- **Input for this task**
*** Block opens ***

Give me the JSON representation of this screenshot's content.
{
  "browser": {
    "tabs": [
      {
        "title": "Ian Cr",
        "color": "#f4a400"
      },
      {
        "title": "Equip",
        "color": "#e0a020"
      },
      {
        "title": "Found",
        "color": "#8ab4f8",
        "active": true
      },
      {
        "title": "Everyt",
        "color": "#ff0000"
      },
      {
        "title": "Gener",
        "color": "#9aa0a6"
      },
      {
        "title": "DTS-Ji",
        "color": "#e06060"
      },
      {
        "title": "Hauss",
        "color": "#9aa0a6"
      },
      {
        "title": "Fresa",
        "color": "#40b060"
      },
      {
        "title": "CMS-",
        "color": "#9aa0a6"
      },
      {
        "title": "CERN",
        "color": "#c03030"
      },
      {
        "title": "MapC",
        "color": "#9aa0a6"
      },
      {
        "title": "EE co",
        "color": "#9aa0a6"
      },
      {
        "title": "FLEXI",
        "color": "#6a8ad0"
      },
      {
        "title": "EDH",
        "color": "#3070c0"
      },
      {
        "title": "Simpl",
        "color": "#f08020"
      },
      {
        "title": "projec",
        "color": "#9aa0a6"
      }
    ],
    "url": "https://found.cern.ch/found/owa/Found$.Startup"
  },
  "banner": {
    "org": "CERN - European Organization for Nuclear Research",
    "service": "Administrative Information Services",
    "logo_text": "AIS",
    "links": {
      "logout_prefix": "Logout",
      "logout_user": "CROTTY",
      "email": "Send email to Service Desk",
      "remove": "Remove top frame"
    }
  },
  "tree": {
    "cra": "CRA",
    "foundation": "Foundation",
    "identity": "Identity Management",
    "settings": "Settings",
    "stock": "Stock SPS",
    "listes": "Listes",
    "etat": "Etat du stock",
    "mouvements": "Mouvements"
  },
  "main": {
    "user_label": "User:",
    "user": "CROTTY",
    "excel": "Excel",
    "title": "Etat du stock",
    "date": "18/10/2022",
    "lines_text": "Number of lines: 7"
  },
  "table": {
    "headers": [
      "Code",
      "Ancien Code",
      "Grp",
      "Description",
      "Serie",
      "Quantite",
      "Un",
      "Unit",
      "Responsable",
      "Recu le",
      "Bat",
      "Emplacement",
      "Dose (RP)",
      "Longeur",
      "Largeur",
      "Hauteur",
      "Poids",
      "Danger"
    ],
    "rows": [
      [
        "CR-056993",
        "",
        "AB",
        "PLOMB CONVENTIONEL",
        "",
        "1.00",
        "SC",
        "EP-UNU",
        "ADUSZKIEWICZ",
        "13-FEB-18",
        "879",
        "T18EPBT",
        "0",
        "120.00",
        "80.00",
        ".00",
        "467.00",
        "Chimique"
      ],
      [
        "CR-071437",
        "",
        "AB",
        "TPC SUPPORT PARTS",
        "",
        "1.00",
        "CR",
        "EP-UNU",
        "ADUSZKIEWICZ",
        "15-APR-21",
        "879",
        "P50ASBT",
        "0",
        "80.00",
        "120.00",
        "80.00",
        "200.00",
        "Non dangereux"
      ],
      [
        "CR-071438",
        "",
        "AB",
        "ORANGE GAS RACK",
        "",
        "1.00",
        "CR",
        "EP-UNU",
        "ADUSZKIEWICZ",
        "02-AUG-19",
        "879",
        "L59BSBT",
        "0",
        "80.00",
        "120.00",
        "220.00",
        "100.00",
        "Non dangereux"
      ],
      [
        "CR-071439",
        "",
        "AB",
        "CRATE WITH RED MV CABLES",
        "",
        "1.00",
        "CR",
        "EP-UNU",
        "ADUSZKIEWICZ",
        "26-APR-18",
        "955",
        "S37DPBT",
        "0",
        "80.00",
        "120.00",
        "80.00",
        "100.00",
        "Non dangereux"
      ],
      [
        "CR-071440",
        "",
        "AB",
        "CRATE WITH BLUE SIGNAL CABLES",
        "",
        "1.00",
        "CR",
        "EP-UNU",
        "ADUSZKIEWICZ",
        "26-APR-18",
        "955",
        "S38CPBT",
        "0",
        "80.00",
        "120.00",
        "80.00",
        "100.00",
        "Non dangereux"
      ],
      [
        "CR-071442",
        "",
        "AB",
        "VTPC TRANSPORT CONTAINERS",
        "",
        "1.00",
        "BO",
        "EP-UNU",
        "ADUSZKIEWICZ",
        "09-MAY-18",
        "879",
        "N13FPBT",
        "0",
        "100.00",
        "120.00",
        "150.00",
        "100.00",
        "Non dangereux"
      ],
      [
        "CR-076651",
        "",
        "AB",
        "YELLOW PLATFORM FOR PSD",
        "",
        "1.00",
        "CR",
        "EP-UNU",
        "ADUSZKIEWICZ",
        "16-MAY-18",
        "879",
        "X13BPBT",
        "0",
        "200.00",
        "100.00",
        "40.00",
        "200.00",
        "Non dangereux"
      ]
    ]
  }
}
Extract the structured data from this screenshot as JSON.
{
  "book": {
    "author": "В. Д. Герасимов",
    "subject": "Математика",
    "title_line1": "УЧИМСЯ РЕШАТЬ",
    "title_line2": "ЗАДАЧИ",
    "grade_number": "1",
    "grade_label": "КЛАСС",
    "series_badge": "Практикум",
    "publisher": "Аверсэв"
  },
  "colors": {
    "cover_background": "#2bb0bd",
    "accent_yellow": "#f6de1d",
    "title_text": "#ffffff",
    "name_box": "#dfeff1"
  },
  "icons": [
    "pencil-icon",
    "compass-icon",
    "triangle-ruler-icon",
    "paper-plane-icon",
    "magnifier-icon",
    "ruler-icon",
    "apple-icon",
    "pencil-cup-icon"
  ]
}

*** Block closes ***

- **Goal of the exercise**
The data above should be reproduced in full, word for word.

- **Your response**
Give me the JSON representation of this screenshot's content.
{
  "browser": {
    "tabs": [
      {
        "title": "Ian Cr",
        "color": "#f4a400"
      },
      {
        "title": "Equip",
        "color": "#e0a020"
      },
      {
        "title": "Found",
        "color": "#8ab4f8",
        "active": true
      },
      {
        "title": "Everyt",
        "color": "#ff0000"
      },
      {
        "title": "Gener",
        "color": "#9aa0a6"
      },
      {
        "title": "DTS-Ji",
        "color": "#e06060"
      },
      {
        "title": "Hauss",
        "color": "#9aa0a6"
      },
      {
        "title": "Fresa",
        "color": "#40b060"
      },
      {
        "title": "CMS-",
        "color": "#9aa0a6"
      },
      {
        "title": "CERN",
        "color": "#c03030"
      },
      {
        "title": "MapC",
        "color": "#9aa0a6"
      },
      {
        "title": "EE co",
        "color": "#9aa0a6"
      },
      {
        "title": "FLEXI",
        "color": "#6a8ad0"
      },
      {
        "title": "EDH",
        "color": "#3070c0"
      },
      {
        "title": "Simpl",
        "color": "#f08020"
      },
      {
        "title": "projec",
        "color": "#9aa0a6"
      }
    ],
    "url": "https://found.cern.ch/found/owa/Found$.Startup"
  },
  "banner": {
    "org": "CERN - European Organization for Nuclear Research",
    "service": "Administrative Information Services",
    "logo_text": "AIS",
    "links": {
      "logout_prefix": "Logout",
      "logout_user": "CROTTY",
      "email": "Send email to Service Desk",
      "remove": "Remove top frame"
    }
  },
  "tree": {
    "cra": "CRA",
    "foundation": "Foundation",
    "identity": "Identity Management",
    "settings": "Settings",
    "stock": "Stock SPS",
    "listes": "Listes",
    "etat": "Etat du stock",
    "mouvements": "Mouvements"
  },
  "main": {
    "user_label": "User:",
    "user": "CROTTY",
    "excel": "Excel",
    "title": "Etat du stock",
    "date": "18/10/2022",
    "lines_text": "Number of lines: 7"
  },
  "table": {
    "headers": [
      "Code",
      "Ancien Code",
      "Grp",
      "Description",
      "Serie",
      "Quantite",
      "Un",
      "Unit",
      "Responsable",
      "Recu le",
      "Bat",
      "Emplacement",
      "Dose (RP)",
      "Longeur",
      "Largeur",
      "Hauteur",
      "Poids",
      "Danger"
    ],
    "rows": [
      [
        "CR-056993",
        "",
        "AB",
        "PLOMB CONVENTIONEL",
        "",
        "1.00",
        "SC",
        "EP-UNU",
        "ADUSZKIEWICZ",
        "13-FEB-18",
        "879",
        "T18EPBT",
        "0",
        "120.00",
        "80.00",
        ".00",
        "467.00",
        "Chimique"
      ],
      [
        "CR-071437",
        "",
        "AB",
        "TPC SUPPORT PARTS",
        "",
        "1.00",
        "CR",
        "EP-UNU",
        "ADUSZKIEWICZ",
        "15-APR-21",
        "879",
        "P50ASBT",
        "0",
        "80.00",
        "120.00",
        "80.00",
        "200.00",
        "Non dangereux"
      ],
      [
        "CR-071438",
        "",
        "AB",
        "ORANGE GAS RACK",
        "",
        "1.00",
        "CR",
        "EP-UNU",
        "ADUSZKIEWICZ",
        "02-AUG-19",
        "879",
        "L59BSBT",
        "0",
        "80.00",
        "120.00",
        "220.00",
        "100.00",
        "Non dangereux"
      ],
      [
        "CR-071439",
        "",
        "AB",
        "CRATE WITH RED MV CABLES",
        "",
        "1.00",
        "CR",
        "EP-UNU",
        "ADUSZKIEWICZ",
        "26-APR-18",
        "955",
        "S37DPBT",
        "0",
        "80.00",
        "120.00",
        "80.00",
        "100.00",
        "Non dangereux"
      ],
      [
        "CR-071440",
        "",
        "AB",
        "CRATE WITH BLUE SIGNAL CABLES",
        "",
        "1.00",
        "CR",
        "EP-UNU",
        "ADUSZKIEWICZ",
        "26-APR-18",
        "955",
        "S38CPBT",
        "0",
        "80.00",
        "120.00",
        "80.00",
        "100.00",
        "Non dangereux"
      ],
      [
        "CR-071442",
        "",
        "AB",
        "VTPC TRANSPORT CONTAINERS",
        "",
        "1.00",
        "BO",
        "EP-UNU",
        "ADUSZKIEWICZ",
        "09-MAY-18",
        "879",
        "N13FPBT",
        "0",
        "100.00",
        "120.00",
        "150.00",
        "100.00",
        "Non dangereux"
      ],
      [
        "CR-076651",
        "",
        "AB",
        "YELLOW PLATFORM FOR PSD",
        "",
        "1.00",
        "CR",
        "EP-UNU",
        "ADUSZKIEWICZ",
        "16-MAY-18",
        "879",
        "X13BPBT",
        "0",
        "200.00",
        "100.00",
        "40.00",
        "200.00",
        "Non dangereux"
      ]
    ]
  }
}
Extract the structured data from this screenshot as JSON.
{
  "book": {
    "author": "В. Д. Герасимов",
    "subject": "Математика",
    "title_line1": "УЧИМСЯ РЕШАТЬ",
    "title_line2": "ЗАДАЧИ",
    "grade_number": "1",
    "grade_label": "КЛАСС",
    "series_badge": "Практикум",
    "publisher": "Аверсэв"
  },
  "colors": {
    "cover_background": "#2bb0bd",
    "accent_yellow": "#f6de1d",
    "title_text": "#ffffff",
    "name_box": "#dfeff1"
  },
  "icons": [
    "pencil-icon",
    "compass-icon",
    "triangle-ruler-icon",
    "paper-plane-icon",
    "magnifier-icon",
    "ruler-icon",
    "apple-icon",
    "pencil-cup-icon"
  ]
}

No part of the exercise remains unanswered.